- _Exercise directions_:
Retype the data below, every word of it, exactly.

Web page and app entries:
——————
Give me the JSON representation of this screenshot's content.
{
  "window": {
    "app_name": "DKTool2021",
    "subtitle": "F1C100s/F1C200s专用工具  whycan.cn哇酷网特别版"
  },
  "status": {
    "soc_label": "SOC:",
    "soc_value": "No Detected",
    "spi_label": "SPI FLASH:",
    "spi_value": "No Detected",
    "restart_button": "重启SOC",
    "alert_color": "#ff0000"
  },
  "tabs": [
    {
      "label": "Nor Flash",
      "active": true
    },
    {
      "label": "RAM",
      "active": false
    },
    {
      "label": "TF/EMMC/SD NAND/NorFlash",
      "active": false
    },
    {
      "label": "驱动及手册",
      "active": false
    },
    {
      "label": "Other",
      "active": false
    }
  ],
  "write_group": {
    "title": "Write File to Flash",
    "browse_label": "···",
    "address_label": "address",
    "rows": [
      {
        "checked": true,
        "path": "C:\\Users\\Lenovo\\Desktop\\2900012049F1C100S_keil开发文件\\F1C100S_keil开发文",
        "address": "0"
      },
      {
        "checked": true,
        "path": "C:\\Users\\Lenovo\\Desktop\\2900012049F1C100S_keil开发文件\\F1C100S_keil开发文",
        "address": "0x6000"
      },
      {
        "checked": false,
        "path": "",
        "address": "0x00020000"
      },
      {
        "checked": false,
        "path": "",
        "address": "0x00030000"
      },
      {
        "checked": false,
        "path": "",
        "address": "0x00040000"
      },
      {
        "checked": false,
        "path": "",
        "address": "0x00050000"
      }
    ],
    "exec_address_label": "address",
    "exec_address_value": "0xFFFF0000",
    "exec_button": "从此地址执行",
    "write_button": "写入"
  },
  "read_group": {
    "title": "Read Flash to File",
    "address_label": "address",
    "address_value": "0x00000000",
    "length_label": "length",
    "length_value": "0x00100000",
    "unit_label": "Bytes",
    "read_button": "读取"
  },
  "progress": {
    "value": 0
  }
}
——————
- _Your response_:
Give me the JSON representation of this screenshot's content.
{
  "window": {
    "app_name": "DKTool2021",
    "subtitle": "F1C100s/F1C200s专用工具  whycan.cn哇酷网特别版"
  },
  "status": {
    "soc_label": "SOC:",
    "soc_value": "No Detected",
    "spi_label": "SPI FLASH:",
    "spi_value": "No Detected",
    "restart_button": "重启SOC",
    "alert_color": "#ff0000"
  },
  "tabs": [
    {
      "label": "Nor Flash",
      "active": true
    },
    {
      "label": "RAM",
      "active": false
    },
    {
      "label": "TF/EMMC/SD NAND/NorFlash",
      "active": false
    },
    {
      "label": "驱动及手册",
      "active": false
    },
    {
      "label": "Other",
      "active": false
    }
  ],
  "write_group": {
    "title": "Write File to Flash",
    "browse_label": "···",
    "address_label": "address",
    "rows": [
      {
        "checked": true,
        "path": "C:\\Users\\Lenovo\\Desktop\\2900012049F1C100S_keil开发文件\\F1C100S_keil开发文",
        "address": "0"
      },
      {
        "checked": true,
        "path": "C:\\Users\\Lenovo\\Desktop\\2900012049F1C100S_keil开发文件\\F1C100S_keil开发文",
        "address": "0x6000"
      },
      {
        "checked": false,
        "path": "",
        "address": "0x00020000"
      },
      {
        "checked": false,
        "path": "",
        "address": "0x00030000"
      },
      {
        "checked": false,
        "path": "",
        "address": "0x00040000"
      },
      {
        "checked": false,
        "path": "",
        "address": "0x00050000"
      }
    ],
    "exec_address_label": "address",
    "exec_address_value": "0xFFFF0000",
    "exec_button": "从此地址执行",
    "write_button": "写入"
  },
  "read_group": {
    "title": "Read Flash to File",
    "address_label": "address",
    "address_value": "0x00000000",
    "length_label": "length",
    "length_value": "0x00100000",
    "unit_label": "Bytes",
    "read_button": "读取"
  },
  "progress": {
    "value": 0
  }
}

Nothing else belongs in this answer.